Growing up in Assam in the 1990s, I was often called a 'Bangal', a derogatory reference to Bengali speakers and a remnant of the anti-Bengali sentiment stoked during the Assam Movement. I have also witnessed chauvinistic crowds rough up working class men from Bihar and Uttar Pradesh on the streets of Guwahati.

Parallel to that, I saw the identity movements of the Bodo, Karbi and Rabha tribes grow and often turn violent. The Bodoland movement, over the years, has claimed thousands of Assamese and Bengali lives, both Muslims and Hindus, while separatist movements have raged in Manipur and Nagaland.

The Northeast, in addition to its original, highly heterogeneous ethnic composition, has experienced a series of migrations - Ahoms from South Asia who came in 1228 and ended up ruling for six centuries, Bengali Hindus and Muslims from erstwhile undivided Bengal, Bengali Muslims from Bangladesh in several phases, Nepalis and Marwaris.

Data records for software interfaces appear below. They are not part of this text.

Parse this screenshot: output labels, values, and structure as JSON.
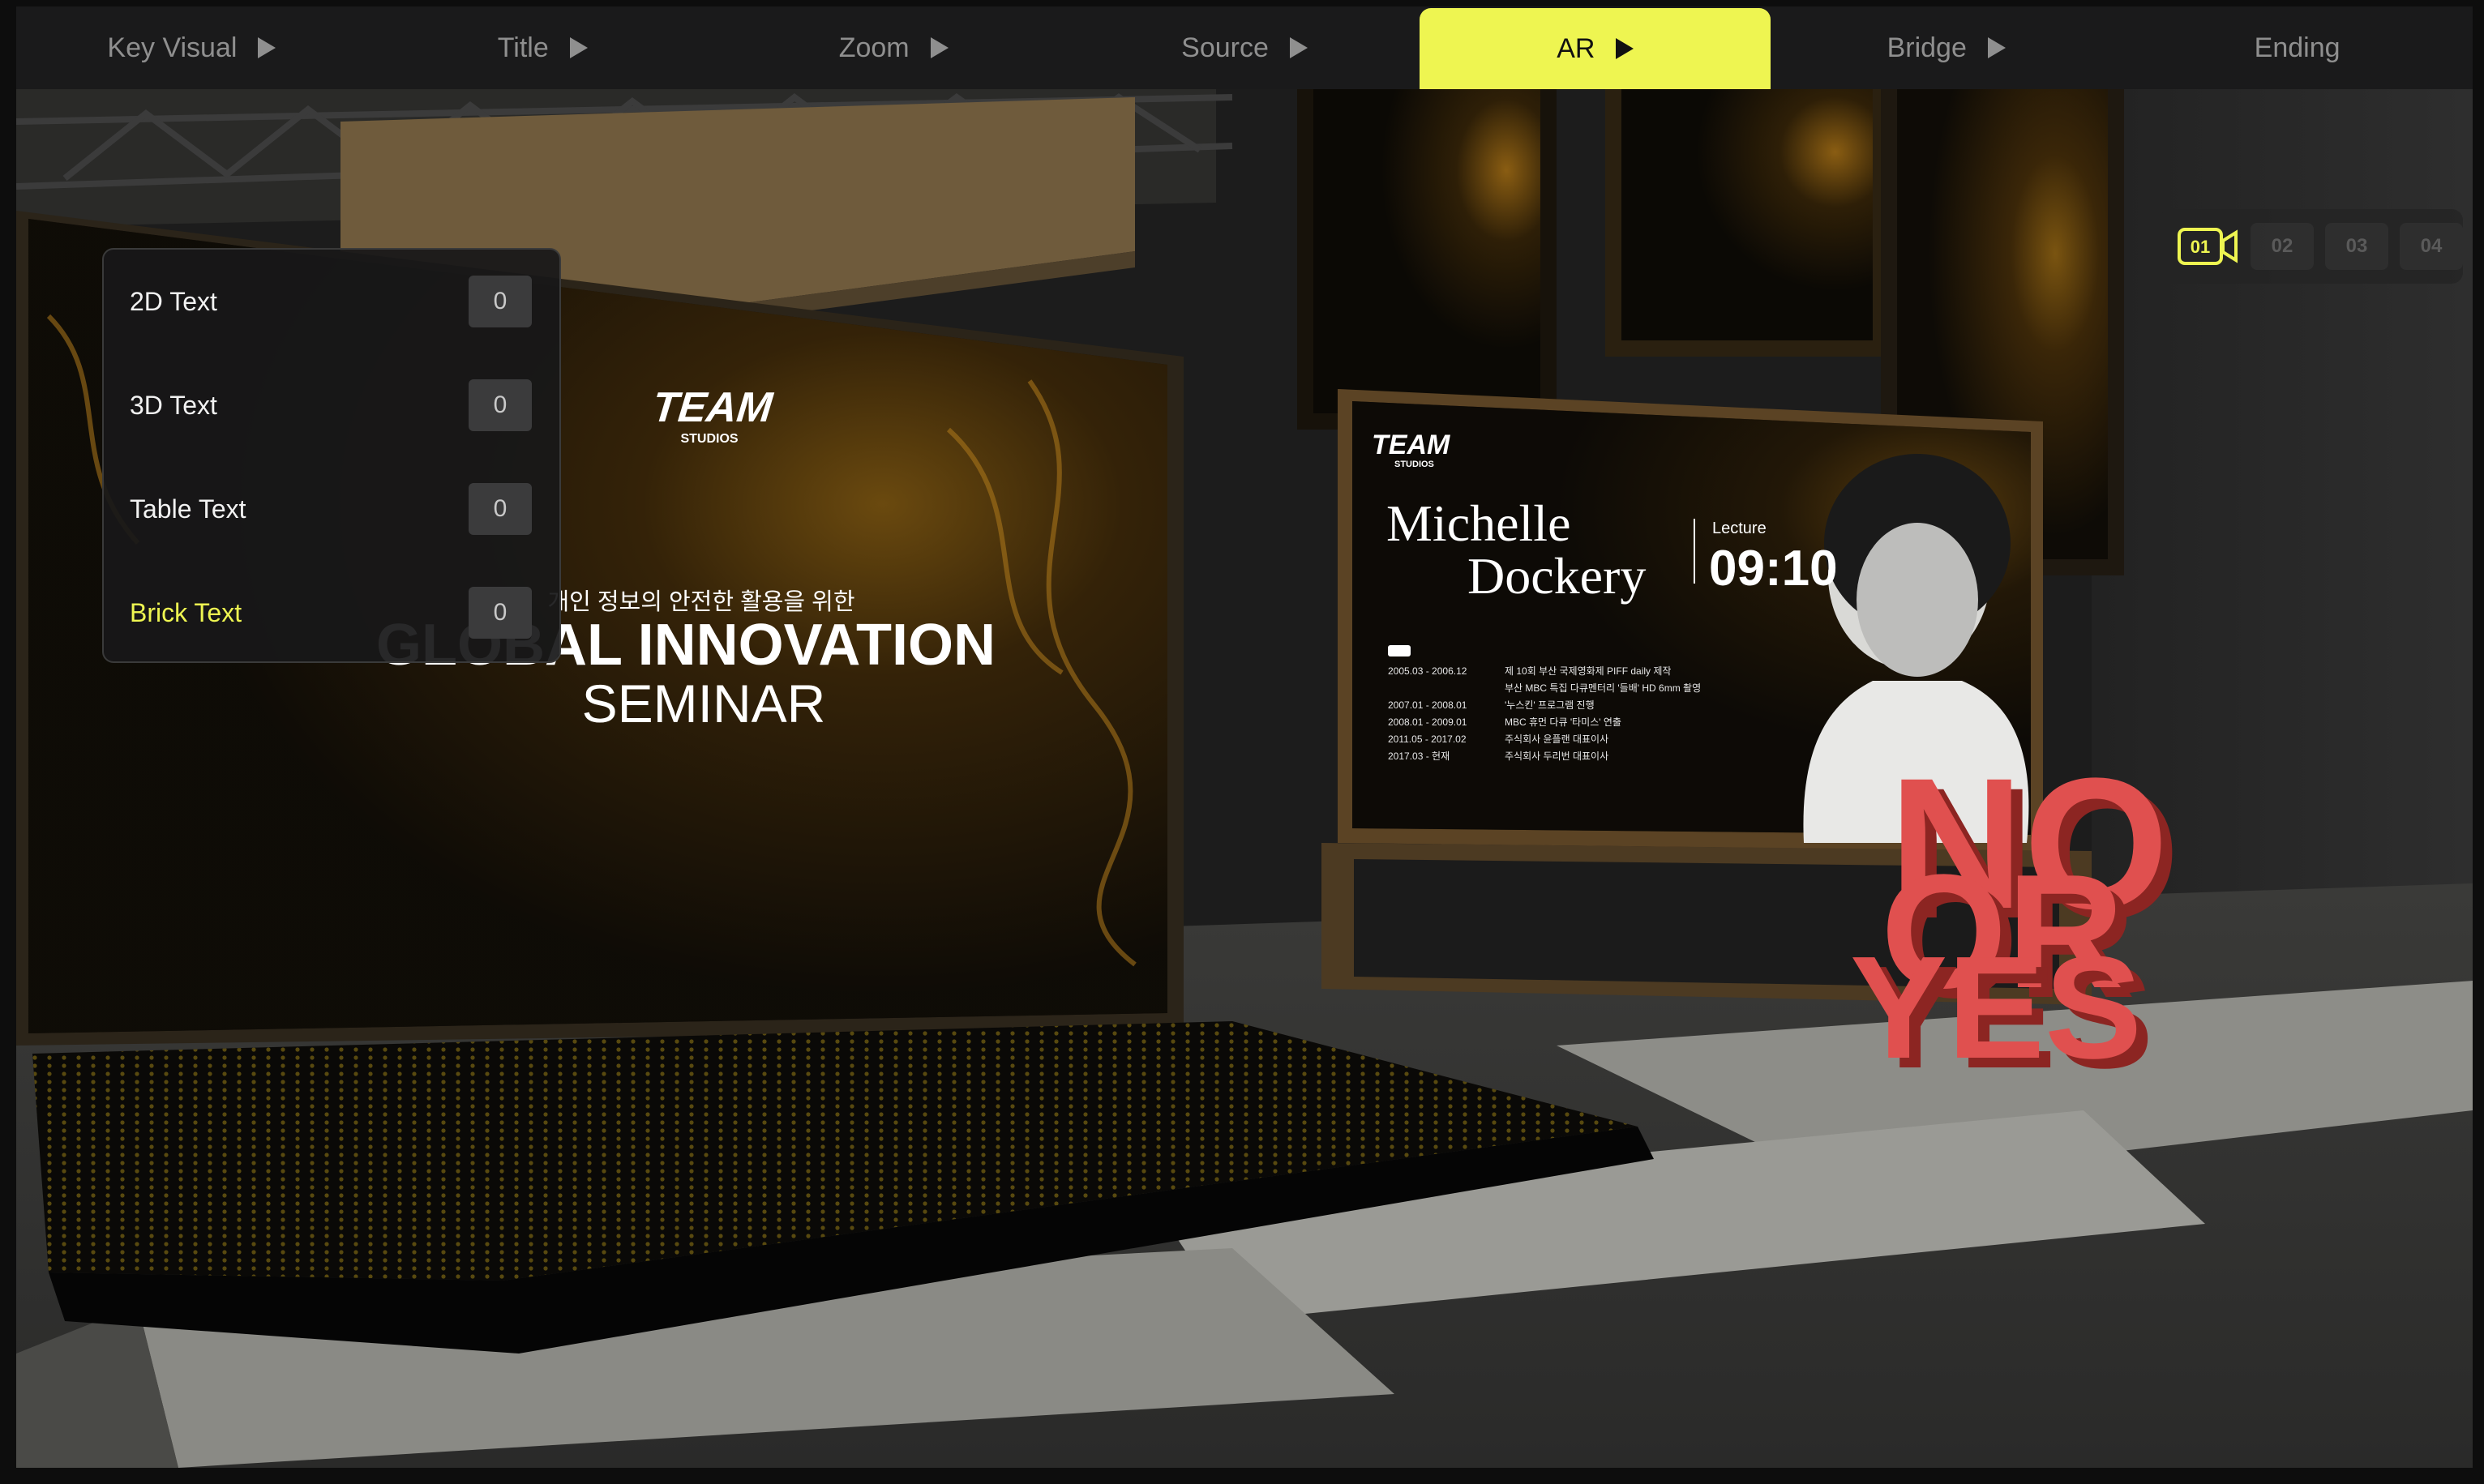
{
  "nav": {
    "tabs": [
      {
        "label": "Key Visual",
        "play": true
      },
      {
        "label": "Title",
        "play": true
      },
      {
        "label": "Zoom",
        "play": true
      },
      {
        "label": "Source",
        "play": true
      },
      {
        "label": "AR",
        "play": true,
        "active": true
      },
      {
        "label": "Bridge",
        "play": true
      },
      {
        "label": "Ending",
        "play": false
      }
    ],
    "accent": "#eef551"
  },
  "text_panel": {
    "rows": [
      {
        "label": "2D Text",
        "value": "0"
      },
      {
        "label": "3D Text",
        "value": "0"
      },
      {
        "label": "Table Text",
        "value": "0"
      },
      {
        "label": "Brick Text",
        "value": "0",
        "highlight": true
      }
    ]
  },
  "cameras": {
    "icon": "video-camera-icon",
    "items": [
      "01",
      "02",
      "03",
      "04"
    ],
    "active": "01"
  },
  "scene": {
    "left_screen": {
      "logo": "TEAM",
      "logo_sub": "STUDIOS",
      "korean_line": "개인 정보의 안전한 활용을 위한",
      "title": "GLOBAL INNOVATION",
      "subtitle": "SEMINAR"
    },
    "right_screen": {
      "logo": "TEAM",
      "logo_sub": "STUDIOS",
      "first_name": "Michelle",
      "last_name": "Dockery",
      "lecture_label": "Lecture",
      "time": "09:10",
      "career": [
        {
          "date": "2005.03 - 2006.12",
          "text": "제 10회 부산 국제영화제 PIFF daily 제작"
        },
        {
          "date": "",
          "text": "부산 MBC 특집 다큐멘터리 '들배' HD 6mm 촬영"
        },
        {
          "date": "2007.01 - 2008.01",
          "text": "'누스킨' 프로그램 진행"
        },
        {
          "date": "2008.01 - 2009.01",
          "text": "MBC 휴먼 다큐 '타미스' 연출"
        },
        {
          "date": "2011.05 - 2017.02",
          "text": "주식회사 윤플랜 대표이사"
        },
        {
          "date": "2017.03 - 현재",
          "text": "주식회사 두리번 대표이사"
        }
      ]
    },
    "ar_text": {
      "line1": "NO",
      "line2": "OR",
      "line3": "YES",
      "color": "#e0504f"
    }
  }
}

Because of these migrations, indigenous communities always voiced their fears of losing their identity along with their land to "outsiders". And this fear of the "other", laid bare to the manipulation of sectarian and identity politics, has led to the worst of consequences.

"Though many identity movements in the Northeast started historically as resistance against different dominant hegemonies, over time, most of these have degenerated into exclusivist notions of identity, where all sense of solidarity between different oppressed groups have given away to a sense of mutual suspicion," says Kaustubh Deka, an assistant professor of political science at the University of Delhi.

"The overall overarching backdrop is the crumbling resources that all are fighting for. Phobia for the outsider is born out of that insecurity. A community always evolves through contestations and uncertainties, forcefully trying to change this course leads to violent outcomes," Deka adds.

Khan's lynching isn't merely a case study of how awful vigilante justice can be, or for that matter of reverse racism by the tribes of the Northeast. It is, to say the least, an indication of the highly complex demographic processes that are underway in the region.